Hey there readers, it’s Amy. Before you read this post, I just want to let you know that my outlook on the current state of the industry has changed, and I can’t in good conscience continue to advocate for the assistant path for writers. It’s part COVID, part an inherent sense of classism in the industry. For more, read my new blog post here about my advice for new grads and why I think writers shouldn’t go the assistant path anymore. I’m keeping these posts up just in case you disagree with me and still want to go this path, but I just wanted to be fully transparent and give you the best advice I know how.
To be honest, when I started as an agency assistant, life was hard. In my second week, I remember staying until 10pm eating ramen alone at my desk wondering what the hell I had gotten myself into. I broke up with my boyfriend at the time because he didn’t understand why I would *want* to spend 11+ hours at a desk answering a phone and sending a million of emails.
yes, that is a stockpile of food under my desk for inevitable late nights during my first three weeks
Now, just three months in, everything’s changed: I’ve mastered many aspects of my job that were once overwhelming, I’m meeting incredible people who work in the industry from our talented writer clients to network executives, I’ve learned so much from my boss, a successful TV lit agent who is so inspiring to me — and most importantly, I’ve carved out time to write, network, and advance my own career goals on top of working eleven hours a day.
After honing my taste, my systems, and seeking out what parts of the job are most valuable, I’m happy — and here to share how to survive (and thrive) as an agency assistant.

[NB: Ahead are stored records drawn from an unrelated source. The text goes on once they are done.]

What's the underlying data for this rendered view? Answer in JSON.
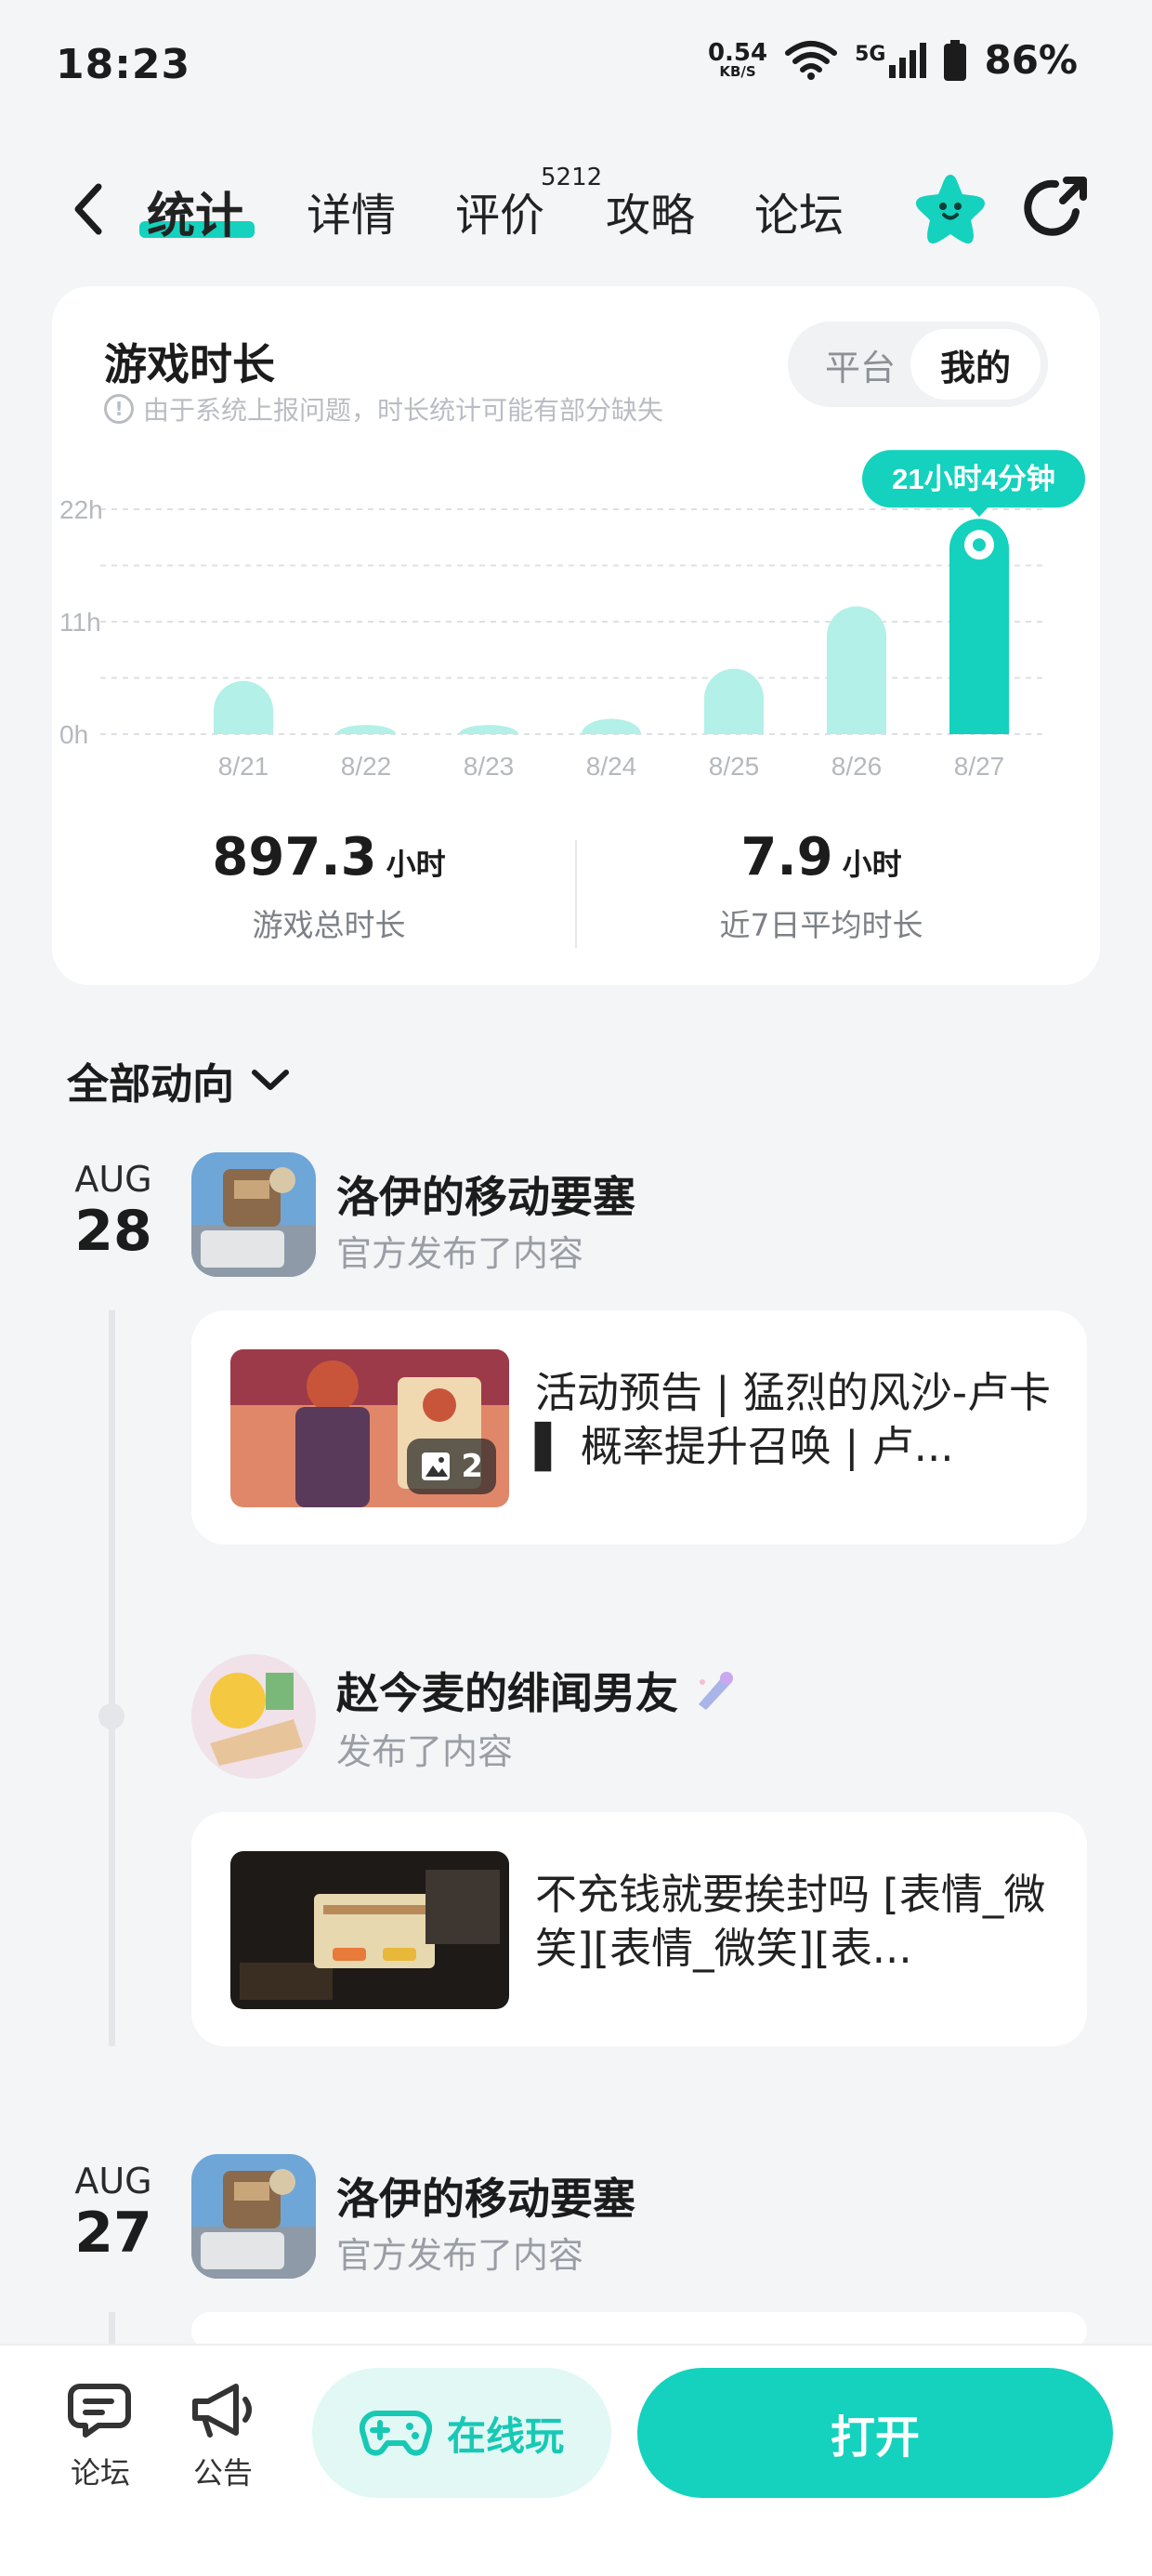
{
  "status_bar": {
    "time": "18:23",
    "net_speed": "0.54",
    "net_unit": "KB/S",
    "network": "5G",
    "battery": "86%"
  },
  "nav": {
    "tabs": [
      {
        "label": "统计",
        "active": true
      },
      {
        "label": "详情"
      },
      {
        "label": "评价",
        "badge": "5212"
      },
      {
        "label": "攻略"
      },
      {
        "label": "论坛"
      }
    ],
    "accent_color": "#14d2bd"
  },
  "stats": {
    "title": "游戏时长",
    "warning": "由于系统上报问题，时长统计可能有部分缺失",
    "toggle": [
      "平台",
      "我的"
    ],
    "toggle_selected": "我的",
    "highlight_label": "21小时4分钟",
    "total_value": "897.3",
    "total_unit": "小时",
    "total_label": "游戏总时长",
    "avg_value": "7.9",
    "avg_unit": "小时",
    "avg_label": "近7日平均时长"
  },
  "chart_data": {
    "type": "bar",
    "categories": [
      "8/21",
      "8/22",
      "8/23",
      "8/24",
      "8/25",
      "8/26",
      "8/27"
    ],
    "values": [
      5.2,
      0.9,
      0.9,
      1.5,
      6.4,
      12.5,
      21.07
    ],
    "y_ticks": [
      "22h",
      "11h",
      "0h"
    ],
    "ylim": [
      0,
      22
    ],
    "highlight_index": 6,
    "bar_color": "#b2f0e8",
    "highlight_color": "#14d2bd",
    "grid": true
  },
  "feed": {
    "filter_label": "全部动向",
    "groups": [
      {
        "month": "AUG",
        "day": "28",
        "posts": [
          {
            "author": "洛伊的移动要塞",
            "action": "官方发布了内容",
            "title": "活动预告 | 猛烈的风沙-卢卡 ▌ 概率提升召唤 | 卢...",
            "image_count": "2"
          },
          {
            "author": "赵今麦的绯闻男友",
            "action": "发布了内容",
            "title": "不充钱就要挨封吗 [表情_微笑][表情_微笑][表..."
          }
        ]
      },
      {
        "month": "AUG",
        "day": "27",
        "posts": [
          {
            "author": "洛伊的移动要塞",
            "action": "官方发布了内容"
          }
        ]
      }
    ]
  },
  "bottom_bar": {
    "forum": "论坛",
    "announce": "公告",
    "online_play": "在线玩",
    "open": "打开"
  }
}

Why Go the Agency Route?
First off, it’s not for everyone. It’s a fast-paced job with long hours — and most places you get paid minimum wage (or a dollar or two above) plus overtime and benefits. Some agents (luckily not mine) are demanding and challenging, and you have to grow thick skin to deal with some of the abuse.
However, the payoffs are huge: agents are at the center of it all, so their ability to help you find that perfect next job is key to getting your career to the next step. You’re constantly communicating with writers, execs (or their assistants), showrunner’s assistants, and other assistants who will one day run this town. The networking opportunities are unlike any other job, and you’ll learn every aspect of the business. It’s a grad school you get paid to attend as long as you can keep up with the pace and intensity.
How to Become an Agent’s Assistant
You start as we all did: in the mailroom. At some places, you need to say you aspire to be an agent in order to get the gig, and at others — not so much. I was lucky to do my time in the mailroom while I was in school, and hopped on a desk right when I graduated from USC.
When picking your agency, get to know the culture of the different places. WME and CAA (known as the “Death Star”) are behemoths that may be powerful, but are also huge corporations. Smaller places like Verve are warmer and less competitive, which is great if you’re looking to spend some time learning and move on from there, or if you’ve done your time at CAA and WME and are looking to get promoted to being an agent. (As a writer, I went with Verve because a lot of USC students ended up there post-grad, and I knew it was on the friendlier side.)
Once you’re actually in the mailroom, you’ll be asked to do a lot of menial tasks. Do these like they’re the most important job you have, because these are in a way “tests” that show you’re detail oriented and competent enough to land a desk. Learn the office, learn the personalities, and stick around for long enough for the right desk to open up.
Stay tuned for more advice from the trenches, and a day in the life of an agency assistant.